I love going to new fitness studios and seeing how they set up their lockers. I love seeing people in their workout gear. I love the culture of working out. I think group fitness is really fun, but I've only really felt comfortable doing it for the past couple of months. I usually do good old-fashioned running on the treadmill because I can fit that into my day. I'm really into stretching now. It feels decadent to say, "I'm going to take half an hour and stretch and hold each stretch for a minute." In L.A., you can go to a place where they'll stretch you for 45 minutes, and it's amazing.
What else do you do to take care of yourself?
I watch Selling Sunset. A show about the inner workings of a real estate company is such a sweet spot for me when it comes to things I want to watch. Also, when you have little kids—I'm cringing saying this—but hanging out with them is energizing. When we go to the beach, my son sees ocean waves roll toward him, and he's so amazed. That's the kind of thing that warms my dark, cynical heart.
What does your morning routine look like?
The first thing I do is drink an enormous amount of water with lemon against my will. I never feel like doing it, but I don't drink coffee, so the water wakes me up. Then I put sunscreen on my face and hang out with my daughter before taking her to school. When I come back, I work out. I feel like you have to earn your shower, so I have to bring my kid to school, come home, and work out. Then, I'm like, Oh, I earned my shower.
So mid-morning, I take my shower and do my skincare routine. My friend Lara Devgan is a doctor in New York, and she makes her own Vitamin C E Ferulic ($145). I'm obsessed with it, and it's been game-changing for my skin. I'm super oily, and I break out all the time, so I use the Joanna Vargas Daily Hydrating Cream ($75) and Daily Serum ($85). I'm obsessed with the Supergoop Unseen Sunscreen. Live Tinted's Huegaurd SPF Moisturize + Primer ($32) is also great. Basically, 30% of my day is talking about different sunscreens.
Before you go, I'd love to talk about your career. Between Never Have I Ever and The Sex Lives of College Girls, you've been focusing a lot on teen comedy series in recent years. What drew you to that space?
I feel so lucky that I get to write shows about young women.
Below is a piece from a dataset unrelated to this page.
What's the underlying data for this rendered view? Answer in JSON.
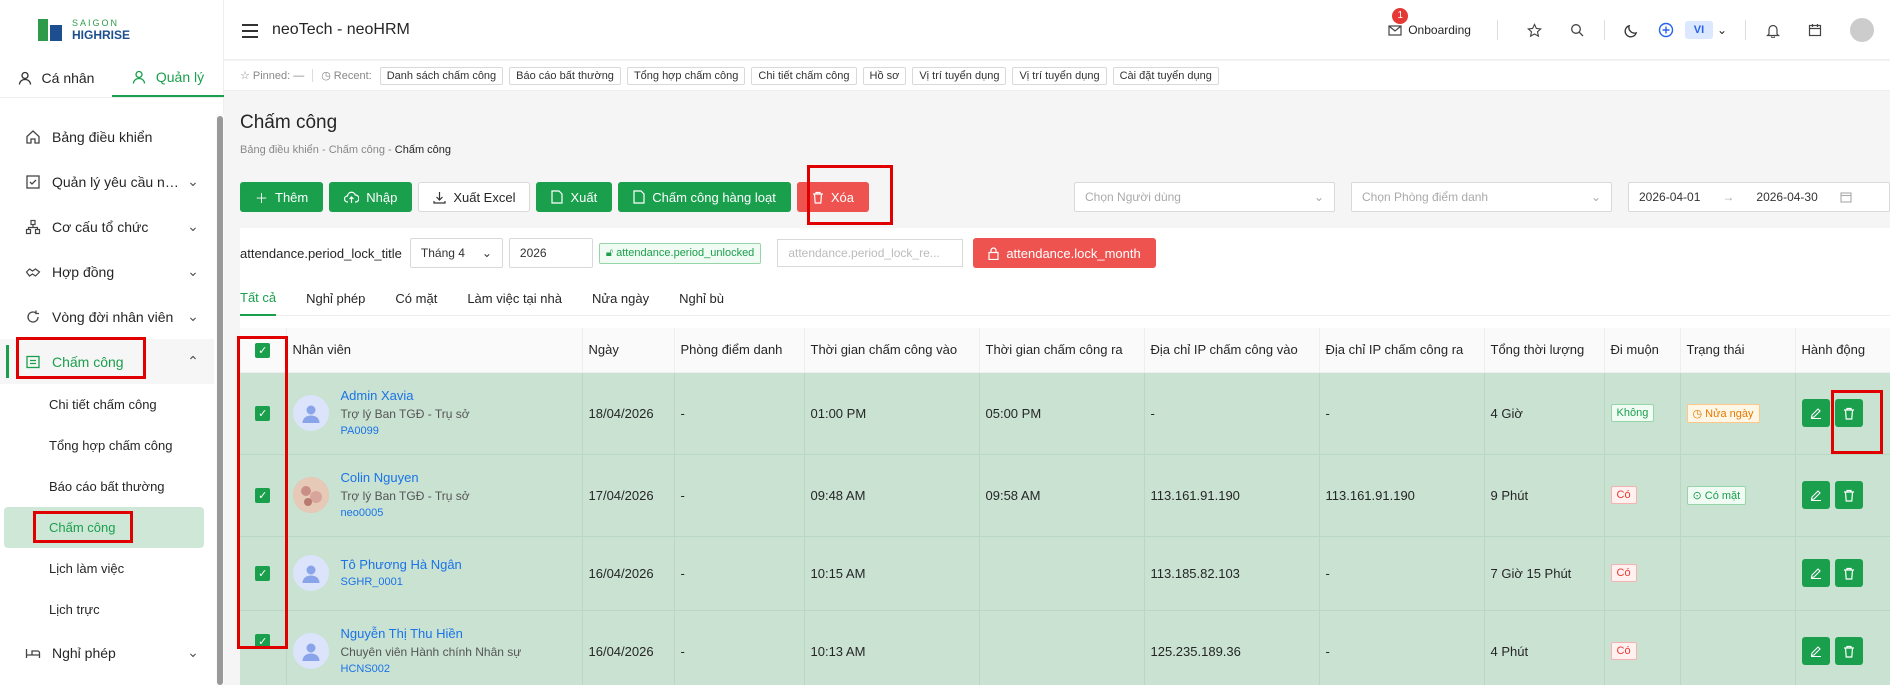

Every day, I am struck by how brave and authentic the young women I'm working with are. I was kind of repressed and not comfortable in my skin when I was their age. They are courageous activists and not ashamed of being that way. They love their bodies, and they're still quirky.
Writing for young women keeps me young. People underestimate young people a lot, and I've learned so much by doing research for all these shows. It's a blessing. The only thing about a TV show about young people is that you have a finite amount of time to make these shows because the actors get older. For good and bad, shows about young people are ephemeral. So, I'm enjoying my time with the actors and writers on these shows as long as they're on the air. It was never my plan to have two shows on the air about teenage girls, and here we are.